Scan the records for the word "heading". Report each line where it occurs.

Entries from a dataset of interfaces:
┄┄┄┄┄┄┄┄┄┄┄┄┄┄┄┄┄┄┄┄
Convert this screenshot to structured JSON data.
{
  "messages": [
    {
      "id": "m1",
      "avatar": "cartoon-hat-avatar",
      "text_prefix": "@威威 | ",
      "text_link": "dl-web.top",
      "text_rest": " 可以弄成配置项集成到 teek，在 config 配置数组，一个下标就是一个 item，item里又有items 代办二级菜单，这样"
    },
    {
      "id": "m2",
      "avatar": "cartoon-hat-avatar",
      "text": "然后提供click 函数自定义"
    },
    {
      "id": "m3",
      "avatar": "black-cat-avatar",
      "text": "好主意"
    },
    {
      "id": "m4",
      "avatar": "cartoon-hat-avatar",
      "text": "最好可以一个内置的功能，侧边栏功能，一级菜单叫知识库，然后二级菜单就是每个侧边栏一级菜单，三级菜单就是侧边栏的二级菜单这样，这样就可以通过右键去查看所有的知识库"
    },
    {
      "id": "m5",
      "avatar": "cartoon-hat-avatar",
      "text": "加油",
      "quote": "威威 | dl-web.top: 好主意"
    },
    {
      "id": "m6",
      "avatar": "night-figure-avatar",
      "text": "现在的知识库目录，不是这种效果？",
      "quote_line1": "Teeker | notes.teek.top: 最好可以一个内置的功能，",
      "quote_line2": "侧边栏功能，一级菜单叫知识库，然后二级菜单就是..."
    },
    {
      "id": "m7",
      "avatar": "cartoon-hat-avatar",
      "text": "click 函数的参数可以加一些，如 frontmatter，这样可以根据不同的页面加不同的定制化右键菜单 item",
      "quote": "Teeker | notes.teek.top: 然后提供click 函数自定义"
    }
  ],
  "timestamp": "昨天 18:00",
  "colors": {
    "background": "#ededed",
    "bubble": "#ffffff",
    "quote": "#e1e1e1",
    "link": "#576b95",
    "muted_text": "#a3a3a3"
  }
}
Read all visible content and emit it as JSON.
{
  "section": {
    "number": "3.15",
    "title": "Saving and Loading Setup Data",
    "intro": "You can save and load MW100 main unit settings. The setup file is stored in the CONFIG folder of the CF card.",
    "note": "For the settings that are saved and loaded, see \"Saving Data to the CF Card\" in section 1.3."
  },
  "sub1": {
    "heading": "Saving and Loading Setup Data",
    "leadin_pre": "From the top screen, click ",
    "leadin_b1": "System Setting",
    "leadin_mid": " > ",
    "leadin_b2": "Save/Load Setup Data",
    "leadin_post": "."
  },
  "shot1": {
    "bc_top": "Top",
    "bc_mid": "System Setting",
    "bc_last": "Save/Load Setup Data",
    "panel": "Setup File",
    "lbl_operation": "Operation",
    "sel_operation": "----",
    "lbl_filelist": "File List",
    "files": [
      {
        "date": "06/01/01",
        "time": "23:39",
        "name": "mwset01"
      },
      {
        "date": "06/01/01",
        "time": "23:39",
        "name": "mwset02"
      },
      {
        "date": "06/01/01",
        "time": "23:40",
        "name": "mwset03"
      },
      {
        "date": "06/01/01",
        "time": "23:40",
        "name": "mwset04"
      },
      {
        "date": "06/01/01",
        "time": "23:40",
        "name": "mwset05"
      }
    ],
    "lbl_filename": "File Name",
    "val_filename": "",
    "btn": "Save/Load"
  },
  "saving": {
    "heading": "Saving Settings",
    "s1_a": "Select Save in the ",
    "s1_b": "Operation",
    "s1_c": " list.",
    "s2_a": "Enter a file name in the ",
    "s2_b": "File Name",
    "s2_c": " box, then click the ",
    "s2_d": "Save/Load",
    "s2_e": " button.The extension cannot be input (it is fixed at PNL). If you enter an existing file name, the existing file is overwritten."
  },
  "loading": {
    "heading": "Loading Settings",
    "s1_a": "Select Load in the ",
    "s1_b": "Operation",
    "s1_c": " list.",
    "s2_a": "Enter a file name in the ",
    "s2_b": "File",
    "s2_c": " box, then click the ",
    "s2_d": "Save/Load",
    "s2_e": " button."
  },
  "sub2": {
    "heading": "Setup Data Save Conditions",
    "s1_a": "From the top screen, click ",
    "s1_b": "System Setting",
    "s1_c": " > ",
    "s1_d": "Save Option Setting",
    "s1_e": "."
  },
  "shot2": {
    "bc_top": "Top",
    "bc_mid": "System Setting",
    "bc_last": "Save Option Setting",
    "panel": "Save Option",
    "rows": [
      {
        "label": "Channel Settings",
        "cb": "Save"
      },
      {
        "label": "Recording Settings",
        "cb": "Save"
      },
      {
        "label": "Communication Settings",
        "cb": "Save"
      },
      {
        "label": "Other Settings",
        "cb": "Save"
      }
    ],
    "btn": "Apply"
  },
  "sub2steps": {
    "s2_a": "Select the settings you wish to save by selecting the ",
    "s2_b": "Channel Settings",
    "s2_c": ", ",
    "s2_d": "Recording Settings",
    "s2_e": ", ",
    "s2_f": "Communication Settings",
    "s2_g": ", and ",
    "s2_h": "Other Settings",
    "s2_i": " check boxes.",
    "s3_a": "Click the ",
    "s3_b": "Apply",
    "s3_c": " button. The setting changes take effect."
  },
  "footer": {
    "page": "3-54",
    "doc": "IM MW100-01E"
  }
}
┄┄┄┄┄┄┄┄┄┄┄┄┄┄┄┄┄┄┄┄
• RESULT FOR THIS EXERCISE:
    "heading": "Saving and Loading Setup Data",
    "heading": "Saving Settings",
    "heading": "Loading Settings",
    "heading": "Setup Data Save Conditions",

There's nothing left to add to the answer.